What happens to your remaining pension balance if you die depends on whether or not you make a binding beneficiary nomination.

If you don’t make a binding beneficiary nomination

If you die your remaining pension balance will be transferred to your spouse. Your spouse will be able to receive regular pension payments or withdraw the amount as a lump sum, in certain circumstances.

If you don't have a spouse, your remaining pension balance will be paid to either your dependants or estate. This means it's important to keep your will up to date to ensure your money is distributed according to your wishes.

If you make a binding beneficiary nomination

If you die the Trustee will distribute your remaining pension balance as per your instructions. However, you can only nominate your estate or people who are dependant on you. Your dependants include your spouse (including de facto), child, a person financially dependent on you (financial dependant), and/or a person you have an interdependency relationship with (interdependent).

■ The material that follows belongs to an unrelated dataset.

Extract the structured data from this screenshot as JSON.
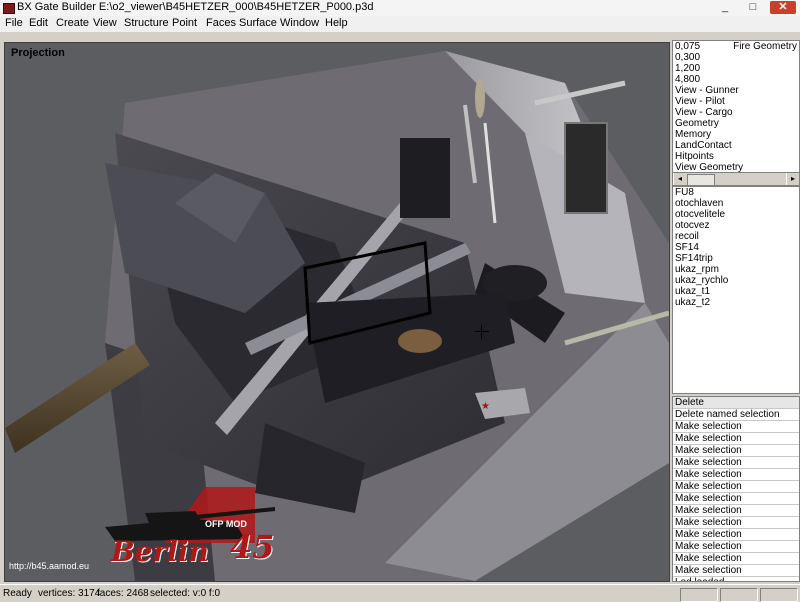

Changes to anti detriment payments

From 1 July 2017, government super changes mean ‘anti detriment’ payments are no longer paid. Previously, these payments refunded contribution tax to an eligible beneficiary following a member’s death. If a member passed away before 1 July 2017, and a beneficiary makes a claim before 30 June 2019, they may still be eligible to receive an anti detriment payment when paid as a lump sum. 

For more information on this, and other super changes, read our summary or give us a call on 13 MINE (13 64 63).

Our members say

The people at [Mine Wealth + Wellbeing] are very pleasant and helpful. They are always there with information for me. Deldoline Barry - retired Mine Wealth + Wellbeing member